Point/Counterpoint: Are AP classes worth it?

Mia Halper

More stories from Mia Halper

Nicole Weaver

More stories from Nicole Weaver


AP US History teacher Nathan Schwartz delivers a lecture to his class per the College Board curriculum. AP students learn the important skill of note-taking from these college-level lectures.

For incoming high-school students, Advanced Placement (AP) courses are always heavily encouraged: they’re said to offer a higher level of rigor and a more college-like experience and are considered a major boost when applying to colleges. Despite this, AP courses have a variety of negative impacts that are hard to ignore. Are they worth it?

Point: Nicole Weaver

When filling out college applications, its no secret that colleges favor students with rigorous courses. Unlike typical honors courses, AP courses offer a special opportunity to not only boost college applications but offer an opportunity to prepare for the road ahead.
These college-level courses are meant to be a way to get students thinking about their future. However, students will enter these classes complaining about the rigor and the workload when the whole goal of these courses is preparation for college. The honors classes that we take don’t offer the same groundwork that AP classes do for students.
Unlike honors-level courses, there are multiple resources for AP classes available online that directly align with the material given out by our teachers. Resources are found directly on the College Board website and on second-party sources such as YouTube. I have found that these resources have helped me become more confident in my studying and note-taking skills, which are vital for the next steps into the future. With every resource available at the click of a button, the stress on AP students is greatly minimized.
Students find comfort in knowing that the whole curriculum is the same across the United States. College Board gives out the material and releases in-depth help videos for students who want extra practice.
The schedule for AP courses includes intense instruction on new material starting in September through April. However, in honors classes, new material is provided from September through June. AP courses have exams beginning the first week of May and continuing through the end of the month. Once the exam has been completed for that course, you do not learn new material, instead, you get a chance to actually use the skills you have learned.
Those final weeks of the course are always the most rewarding as you take what you have learned from previous units within the course and apply it to current situations in new projects.

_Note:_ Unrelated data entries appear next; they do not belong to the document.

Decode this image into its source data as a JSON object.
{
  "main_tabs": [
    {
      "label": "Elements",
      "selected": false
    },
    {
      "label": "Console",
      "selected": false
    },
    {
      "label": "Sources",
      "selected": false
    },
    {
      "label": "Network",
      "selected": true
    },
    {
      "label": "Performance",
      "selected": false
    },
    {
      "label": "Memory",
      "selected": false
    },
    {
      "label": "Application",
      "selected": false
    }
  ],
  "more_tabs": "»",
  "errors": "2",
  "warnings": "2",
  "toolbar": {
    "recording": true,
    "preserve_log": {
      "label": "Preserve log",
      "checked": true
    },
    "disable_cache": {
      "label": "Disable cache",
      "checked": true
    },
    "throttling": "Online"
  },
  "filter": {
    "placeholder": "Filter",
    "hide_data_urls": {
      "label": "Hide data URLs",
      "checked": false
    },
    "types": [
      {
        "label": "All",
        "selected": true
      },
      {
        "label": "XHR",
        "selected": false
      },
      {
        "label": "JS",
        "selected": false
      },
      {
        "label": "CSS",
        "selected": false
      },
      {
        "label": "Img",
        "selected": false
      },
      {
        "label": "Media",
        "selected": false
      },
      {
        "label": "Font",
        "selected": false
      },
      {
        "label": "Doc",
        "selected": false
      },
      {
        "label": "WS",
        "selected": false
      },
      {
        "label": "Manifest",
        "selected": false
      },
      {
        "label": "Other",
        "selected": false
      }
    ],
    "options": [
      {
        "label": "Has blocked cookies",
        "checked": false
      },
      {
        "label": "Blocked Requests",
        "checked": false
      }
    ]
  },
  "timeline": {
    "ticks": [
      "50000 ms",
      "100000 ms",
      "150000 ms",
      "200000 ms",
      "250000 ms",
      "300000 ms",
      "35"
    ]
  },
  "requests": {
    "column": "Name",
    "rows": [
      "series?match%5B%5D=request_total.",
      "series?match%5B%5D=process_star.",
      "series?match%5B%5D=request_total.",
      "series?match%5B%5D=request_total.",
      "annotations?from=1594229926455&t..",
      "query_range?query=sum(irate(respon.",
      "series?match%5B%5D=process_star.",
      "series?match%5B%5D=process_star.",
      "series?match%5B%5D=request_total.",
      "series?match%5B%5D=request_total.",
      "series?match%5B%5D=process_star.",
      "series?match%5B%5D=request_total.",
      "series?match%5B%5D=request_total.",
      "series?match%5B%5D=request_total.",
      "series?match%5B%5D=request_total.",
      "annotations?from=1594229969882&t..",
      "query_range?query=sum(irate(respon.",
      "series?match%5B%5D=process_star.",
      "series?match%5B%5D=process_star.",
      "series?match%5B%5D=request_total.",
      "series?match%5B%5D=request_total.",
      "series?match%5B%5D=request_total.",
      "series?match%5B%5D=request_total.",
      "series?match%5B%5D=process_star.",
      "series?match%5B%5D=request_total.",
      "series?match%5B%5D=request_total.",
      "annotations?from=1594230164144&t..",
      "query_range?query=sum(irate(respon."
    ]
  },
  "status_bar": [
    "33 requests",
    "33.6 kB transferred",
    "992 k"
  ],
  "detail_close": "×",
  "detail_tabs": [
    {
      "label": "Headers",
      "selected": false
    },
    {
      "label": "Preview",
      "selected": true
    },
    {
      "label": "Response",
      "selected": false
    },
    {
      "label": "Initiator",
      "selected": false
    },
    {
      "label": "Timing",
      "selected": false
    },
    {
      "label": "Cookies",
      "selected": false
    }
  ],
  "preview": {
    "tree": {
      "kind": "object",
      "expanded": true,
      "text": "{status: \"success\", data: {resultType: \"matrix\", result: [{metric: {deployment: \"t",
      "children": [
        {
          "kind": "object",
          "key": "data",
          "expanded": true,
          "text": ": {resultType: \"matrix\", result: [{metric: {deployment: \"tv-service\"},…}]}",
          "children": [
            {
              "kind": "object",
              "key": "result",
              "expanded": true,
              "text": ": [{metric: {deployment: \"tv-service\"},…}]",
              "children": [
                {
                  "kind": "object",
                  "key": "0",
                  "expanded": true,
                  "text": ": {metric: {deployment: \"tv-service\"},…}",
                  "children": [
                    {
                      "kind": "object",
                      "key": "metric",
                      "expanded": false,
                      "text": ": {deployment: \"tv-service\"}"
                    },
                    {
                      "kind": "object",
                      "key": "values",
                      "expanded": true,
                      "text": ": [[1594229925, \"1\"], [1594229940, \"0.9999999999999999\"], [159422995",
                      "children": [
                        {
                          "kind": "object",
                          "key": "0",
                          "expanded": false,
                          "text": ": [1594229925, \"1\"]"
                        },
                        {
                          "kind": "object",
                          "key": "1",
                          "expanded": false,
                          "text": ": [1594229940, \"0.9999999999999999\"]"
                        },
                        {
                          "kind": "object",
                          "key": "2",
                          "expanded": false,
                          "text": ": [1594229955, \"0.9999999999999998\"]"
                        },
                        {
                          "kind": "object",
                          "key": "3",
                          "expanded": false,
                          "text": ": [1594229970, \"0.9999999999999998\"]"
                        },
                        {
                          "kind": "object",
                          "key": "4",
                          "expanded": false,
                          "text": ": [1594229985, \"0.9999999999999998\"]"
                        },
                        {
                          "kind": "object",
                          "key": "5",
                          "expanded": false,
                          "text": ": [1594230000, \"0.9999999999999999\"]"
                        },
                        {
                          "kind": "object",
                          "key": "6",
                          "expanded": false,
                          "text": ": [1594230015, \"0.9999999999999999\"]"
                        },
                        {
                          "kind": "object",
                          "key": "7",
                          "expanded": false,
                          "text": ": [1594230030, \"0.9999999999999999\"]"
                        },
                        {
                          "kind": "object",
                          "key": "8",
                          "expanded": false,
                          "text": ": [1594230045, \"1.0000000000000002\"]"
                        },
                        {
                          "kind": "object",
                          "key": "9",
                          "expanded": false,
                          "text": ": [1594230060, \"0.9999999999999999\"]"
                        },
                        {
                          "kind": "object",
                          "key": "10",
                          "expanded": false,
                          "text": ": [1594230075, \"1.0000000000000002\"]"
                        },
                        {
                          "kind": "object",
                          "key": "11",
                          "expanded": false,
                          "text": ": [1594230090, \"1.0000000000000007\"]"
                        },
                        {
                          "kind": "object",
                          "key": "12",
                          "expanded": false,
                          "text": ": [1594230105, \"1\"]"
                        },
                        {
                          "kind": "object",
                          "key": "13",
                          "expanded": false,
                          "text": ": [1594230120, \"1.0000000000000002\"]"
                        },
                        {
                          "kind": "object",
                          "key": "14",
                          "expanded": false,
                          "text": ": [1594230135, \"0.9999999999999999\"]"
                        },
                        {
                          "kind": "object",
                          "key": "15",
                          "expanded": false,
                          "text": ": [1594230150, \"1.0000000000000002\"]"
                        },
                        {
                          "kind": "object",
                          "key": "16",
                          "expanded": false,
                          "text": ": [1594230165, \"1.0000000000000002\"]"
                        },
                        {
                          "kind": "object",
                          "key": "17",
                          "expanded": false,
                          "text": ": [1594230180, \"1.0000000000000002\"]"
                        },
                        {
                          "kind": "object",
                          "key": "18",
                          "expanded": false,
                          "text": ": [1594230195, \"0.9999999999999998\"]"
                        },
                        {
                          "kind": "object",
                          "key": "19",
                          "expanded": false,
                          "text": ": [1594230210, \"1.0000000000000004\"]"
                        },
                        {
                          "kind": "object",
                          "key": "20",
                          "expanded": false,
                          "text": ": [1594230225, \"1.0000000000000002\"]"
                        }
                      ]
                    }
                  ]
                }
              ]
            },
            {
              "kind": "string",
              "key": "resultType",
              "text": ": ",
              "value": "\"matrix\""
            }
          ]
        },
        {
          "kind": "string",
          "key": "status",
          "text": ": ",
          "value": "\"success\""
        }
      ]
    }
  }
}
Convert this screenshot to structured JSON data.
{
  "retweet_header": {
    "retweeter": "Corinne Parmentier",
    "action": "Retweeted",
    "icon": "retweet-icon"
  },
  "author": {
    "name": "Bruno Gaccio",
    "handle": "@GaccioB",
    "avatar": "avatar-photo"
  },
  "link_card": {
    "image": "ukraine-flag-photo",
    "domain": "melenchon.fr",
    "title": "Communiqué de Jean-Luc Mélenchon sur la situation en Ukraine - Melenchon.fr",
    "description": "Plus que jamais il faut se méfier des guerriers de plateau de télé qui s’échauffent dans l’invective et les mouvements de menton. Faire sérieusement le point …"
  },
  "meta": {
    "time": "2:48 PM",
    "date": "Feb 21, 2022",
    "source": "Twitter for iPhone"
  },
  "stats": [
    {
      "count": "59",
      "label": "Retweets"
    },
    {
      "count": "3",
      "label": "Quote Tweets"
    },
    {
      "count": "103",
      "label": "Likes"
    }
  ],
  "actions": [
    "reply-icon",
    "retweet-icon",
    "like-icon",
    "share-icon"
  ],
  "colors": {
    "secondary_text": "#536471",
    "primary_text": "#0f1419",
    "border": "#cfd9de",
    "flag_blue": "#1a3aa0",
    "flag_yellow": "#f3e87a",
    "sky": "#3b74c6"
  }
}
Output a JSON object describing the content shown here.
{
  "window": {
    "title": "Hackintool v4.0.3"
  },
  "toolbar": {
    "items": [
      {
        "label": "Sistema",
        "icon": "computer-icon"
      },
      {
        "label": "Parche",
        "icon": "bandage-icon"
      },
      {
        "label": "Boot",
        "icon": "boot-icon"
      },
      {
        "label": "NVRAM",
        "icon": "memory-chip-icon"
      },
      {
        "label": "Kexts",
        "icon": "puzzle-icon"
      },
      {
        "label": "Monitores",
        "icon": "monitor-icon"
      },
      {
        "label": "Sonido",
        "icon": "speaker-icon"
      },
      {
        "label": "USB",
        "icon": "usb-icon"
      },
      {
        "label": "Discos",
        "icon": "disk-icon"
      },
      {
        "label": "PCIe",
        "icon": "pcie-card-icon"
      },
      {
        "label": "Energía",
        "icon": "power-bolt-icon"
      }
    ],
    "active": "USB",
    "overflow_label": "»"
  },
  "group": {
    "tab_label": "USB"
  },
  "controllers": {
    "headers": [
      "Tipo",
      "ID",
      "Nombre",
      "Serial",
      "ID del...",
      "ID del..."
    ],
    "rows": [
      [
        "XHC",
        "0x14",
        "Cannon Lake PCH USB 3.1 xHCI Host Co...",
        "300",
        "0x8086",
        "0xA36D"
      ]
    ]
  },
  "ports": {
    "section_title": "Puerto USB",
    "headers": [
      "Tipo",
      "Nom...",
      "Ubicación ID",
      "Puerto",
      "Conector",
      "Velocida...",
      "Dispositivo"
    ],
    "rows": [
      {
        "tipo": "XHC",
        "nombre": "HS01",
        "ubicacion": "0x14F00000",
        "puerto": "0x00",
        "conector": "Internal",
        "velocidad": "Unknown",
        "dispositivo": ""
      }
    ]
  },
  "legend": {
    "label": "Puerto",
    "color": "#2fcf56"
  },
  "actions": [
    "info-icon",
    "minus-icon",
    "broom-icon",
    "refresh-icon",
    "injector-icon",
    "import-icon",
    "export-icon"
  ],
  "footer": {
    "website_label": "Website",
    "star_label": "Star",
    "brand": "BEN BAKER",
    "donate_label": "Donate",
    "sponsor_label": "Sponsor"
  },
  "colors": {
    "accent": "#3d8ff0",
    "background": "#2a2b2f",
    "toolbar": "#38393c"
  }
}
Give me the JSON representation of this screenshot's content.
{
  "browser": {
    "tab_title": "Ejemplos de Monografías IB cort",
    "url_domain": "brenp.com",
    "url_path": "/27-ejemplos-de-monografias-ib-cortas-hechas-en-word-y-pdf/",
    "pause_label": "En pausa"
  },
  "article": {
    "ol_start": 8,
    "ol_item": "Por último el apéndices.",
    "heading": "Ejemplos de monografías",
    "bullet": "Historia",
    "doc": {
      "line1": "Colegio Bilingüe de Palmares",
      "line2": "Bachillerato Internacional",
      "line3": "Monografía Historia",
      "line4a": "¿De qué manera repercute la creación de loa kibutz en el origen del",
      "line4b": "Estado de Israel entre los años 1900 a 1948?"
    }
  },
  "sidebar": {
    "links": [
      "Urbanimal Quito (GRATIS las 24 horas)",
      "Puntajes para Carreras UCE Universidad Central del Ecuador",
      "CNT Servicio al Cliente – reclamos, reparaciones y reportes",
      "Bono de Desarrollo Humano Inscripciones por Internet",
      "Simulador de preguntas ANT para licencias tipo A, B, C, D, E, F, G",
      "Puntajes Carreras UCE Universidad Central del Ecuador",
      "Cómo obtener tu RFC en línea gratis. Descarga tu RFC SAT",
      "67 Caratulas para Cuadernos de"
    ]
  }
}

In AP World History, for example, we created connections between precedential events that we learned from the past and current events in our society today. Not only does it allow students to get a chance to apply their knowledge from the course material, but it also can provide students a glimpse into what their future could look like in a particular area of study.
Another obvious reason why students choose to take AP courses is that their passing exam scores can sometimes be submitted to your university and count as a credit. Students will have the ability to bypass low level college courses and get straight to interesting material that a student might be interested in.

Counterpoint: Mia Halper

A primary drawback of AP courses is the stress they cause among students taking them. As an AP course taker myself, I’m well aware of the high workload that comes with the courses. Although some courses have less material to complete, many AP courses come with lengthy textbooks, extensive reading guides and many other assignments. For students taking multiple APs, this can lead to hours upon hours of homework. This contributes to stress and can negatively affect the mental health of students.
The time that AP coursework takes up can also decrease the ability of students to participate in activities such as sports, clubs and other extracurriculars. These activities can improve mental health and enrich students in various ways. A good amount and variety of extracurriculars is essential for students.
When considering how AP classes affect students in regard to college admission, one thing that’s important to keep in mind is the fact that practically every student applying to colleges is taking countless AP exams. Given this, it’s unlikely that the number of AP courses a student is taking will even factor into college acceptances. AP courses won’t make any student stand out above another; extracurricular activities, which AP courses detract from, are more likely to affect a college’s decision.
Part of what makes AP courses unique is AP tests. Each AP course comes with its own exam; typically, all of the tests take place in the span of a couple of weeks in May. Each AP test is organized slightly differently. Each is scored on a scale of one to five, but they all have different components and different scaling of scores. These tests are a major source of stress for students, particularly those who are taking multiple AP courses and as a result, must take multiple AP tests in a short period of time. For students who have trouble with standardized testing, this presents a major disadvantage.
For many AP students, the main draw is the college credits. At many colleges, though, only students who score in the three to five range on an AP test are able to use that course for college credit. Additionally, some colleges have begun to become more strict and selective in this, only allowing students with scores of five (the highest possible) to submit the course for credit.
Many feel that AP courses are designed to improve and enrich the high school experience. The culmination of stress and other drawbacks caused by APs can make it the exact opposite- difficult and unenjoyable.